Compare any two graphics cards:
GeForce GTX 660 vs Radeon HD 5770
IntroThe GeForce GTX 660 makes use of a 28 nm design. nVidia has set the core speed at 980 MHz. The GDDR5 memory runs at a speed of 1502 MHz on this model. It features 960 SPUs as well as 80 Texture Address Units and 24 Rasterization Operator Units.
Compare all of that to the Radeon HD 5770, which has GPU core speed of 850 MHz, and 1024 MB of GDDR5 memory running at 1200 MHz through a 128-bit bus. It also features 800(160x5) SPUs, 40 TAUs, and 16 Raster Operation Units.
(No game benchmarks for this combination yet.)
Power Usage and Theoretical Benchmarks
Power Consumption (Max TDP)
The GeForce GTX 660, in theory, should perform a lot faster than the Radeon HD 5770 overall. (explain)
Texel RateThe GeForce GTX 660 is a lot (approximately 131%) more effective at anisotropic filtering than the Radeon HD 5770. (explain)
Pixel RateThe GeForce GTX 660 should be quite a bit (about 73%) more effective at anti-aliasing than the Radeon HD 5770, and also able to handle higher resolutions without losing too much performance. (explain)
Please note that the above 'benchmarks' are all just theoretical - the results were calculated based on the card's specifications, and real-world performance may (and probably will) vary at least a bit.
Please note that the price comparisons are based on search keywords - sometimes it might show cards with very similar names that are not exactly the same as the one chosen in the comparison. We do try to filter out the wrong results as best we can, though.
Memory Bandwidth: Bandwidth is the maximum amount of data (measured in MB per second) that can be transferred over the external memory interface in a second. It is worked out by multiplying the interface width by its memory speed. In the case of DDR memory, it should be multiplied by 2 once again. If it uses DDR5, multiply by 4 instead. The better the memory bandwidth, the faster the card will be in general. It especially helps with AA, HDR and high resolutions.

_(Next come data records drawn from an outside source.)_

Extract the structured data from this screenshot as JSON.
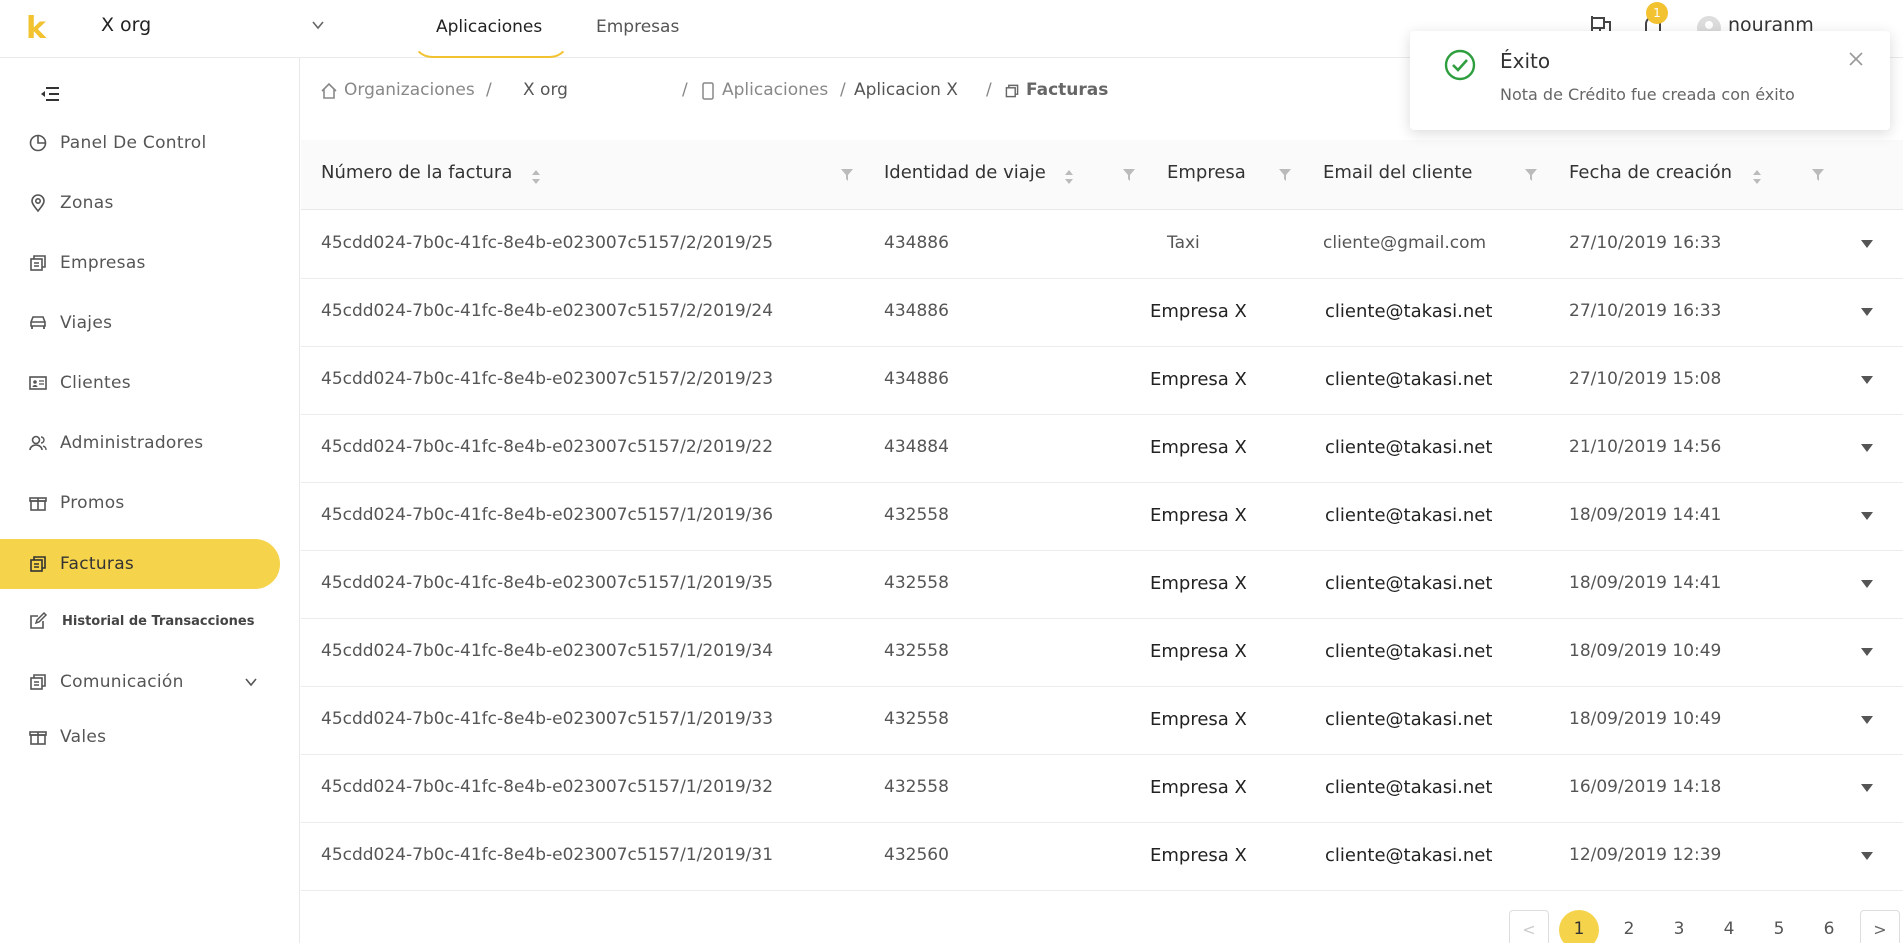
{
  "topbar": {
    "logo": "k",
    "org_name": "X org",
    "tabs": [
      {
        "label": "Aplicaciones"
      },
      {
        "label": "Empresas"
      }
    ],
    "notification_count": "1",
    "user_name": "nouranm"
  },
  "sidebar": {
    "items": [
      {
        "label": "Panel De Control",
        "icon": "pie-chart-icon"
      },
      {
        "label": "Zonas",
        "icon": "location-pin-icon"
      },
      {
        "label": "Empresas",
        "icon": "building-icon"
      },
      {
        "label": "Viajes",
        "icon": "car-icon"
      },
      {
        "label": "Clientes",
        "icon": "id-card-icon"
      },
      {
        "label": "Administradores",
        "icon": "users-icon"
      },
      {
        "label": "Promos",
        "icon": "gift-icon"
      },
      {
        "label": "Facturas",
        "icon": "invoice-icon"
      },
      {
        "label": "Historial de Transacciones",
        "icon": "edit-icon"
      },
      {
        "label": "Comunicación",
        "icon": "communication-icon"
      },
      {
        "label": "Vales",
        "icon": "gift-icon"
      }
    ]
  },
  "breadcrumb": {
    "organizations": "Organizaciones",
    "org": "X org",
    "applications": "Aplicaciones",
    "app": "Aplicacion X",
    "current": "Facturas"
  },
  "table": {
    "headers": [
      "Número de la factura",
      "Identidad de viaje",
      "Empresa",
      "Email del cliente",
      "Fecha de creación"
    ],
    "rows": [
      {
        "invoice": "45cdd024-7b0c-41fc-8e4b-e023007c5157/2/2019/25",
        "trip": "434886",
        "company": "Taxi",
        "email": "cliente@gmail.com",
        "date": "27/10/2019 16:33"
      },
      {
        "invoice": "45cdd024-7b0c-41fc-8e4b-e023007c5157/2/2019/24",
        "trip": "434886",
        "company": "Empresa X",
        "email": "cliente@takasi.net",
        "date": "27/10/2019 16:33"
      },
      {
        "invoice": "45cdd024-7b0c-41fc-8e4b-e023007c5157/2/2019/23",
        "trip": "434886",
        "company": "Empresa X",
        "email": "cliente@takasi.net",
        "date": "27/10/2019 15:08"
      },
      {
        "invoice": "45cdd024-7b0c-41fc-8e4b-e023007c5157/2/2019/22",
        "trip": "434884",
        "company": "Empresa X",
        "email": "cliente@takasi.net",
        "date": "21/10/2019 14:56"
      },
      {
        "invoice": "45cdd024-7b0c-41fc-8e4b-e023007c5157/1/2019/36",
        "trip": "432558",
        "company": "Empresa X",
        "email": "cliente@takasi.net",
        "date": "18/09/2019 14:41"
      },
      {
        "invoice": "45cdd024-7b0c-41fc-8e4b-e023007c5157/1/2019/35",
        "trip": "432558",
        "company": "Empresa X",
        "email": "cliente@takasi.net",
        "date": "18/09/2019 14:41"
      },
      {
        "invoice": "45cdd024-7b0c-41fc-8e4b-e023007c5157/1/2019/34",
        "trip": "432558",
        "company": "Empresa X",
        "email": "cliente@takasi.net",
        "date": "18/09/2019 10:49"
      },
      {
        "invoice": "45cdd024-7b0c-41fc-8e4b-e023007c5157/1/2019/33",
        "trip": "432558",
        "company": "Empresa X",
        "email": "cliente@takasi.net",
        "date": "18/09/2019 10:49"
      },
      {
        "invoice": "45cdd024-7b0c-41fc-8e4b-e023007c5157/1/2019/32",
        "trip": "432558",
        "company": "Empresa X",
        "email": "cliente@takasi.net",
        "date": "16/09/2019 14:18"
      },
      {
        "invoice": "45cdd024-7b0c-41fc-8e4b-e023007c5157/1/2019/31",
        "trip": "432560",
        "company": "Empresa X",
        "email": "cliente@takasi.net",
        "date": "12/09/2019 12:39"
      }
    ]
  },
  "pagination": {
    "prev": "<",
    "next": ">",
    "pages": [
      "1",
      "2",
      "3",
      "4",
      "5",
      "6"
    ],
    "current": "1"
  },
  "toast": {
    "title": "Éxito",
    "message": "Nota de Crédito fue creada con éxito"
  },
  "colors": {
    "accent": "#f5d34a",
    "success": "#2e9e3e"
  }
}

Texel Rate: Texel rate is the maximum amount of texture map elements (texels) that can be applied per second. This is worked out by multiplying the total number of texture units by the core speed of the chip. The better the texel rate, the better the card will be at texture filtering (anisotropic filtering - AF). It is measured in millions of texels processed per second.
Pixel Rate: Pixel rate is the most pixels the graphics card can possibly record to its local memory in one second - measured in millions of pixels per second. Pixel rate is worked out by multiplying the number of Raster Operations Pipelines by the the core clock speed. ROPs (Raster Operations Pipelines - also sometimes called Render Output Units) are responsible for outputting the pixels (image) to the screen. The actual pixel rate also depends on many other factors, especially the memory bandwidth - the lower the bandwidth is, the lower the ability to reach the maximum fill rate.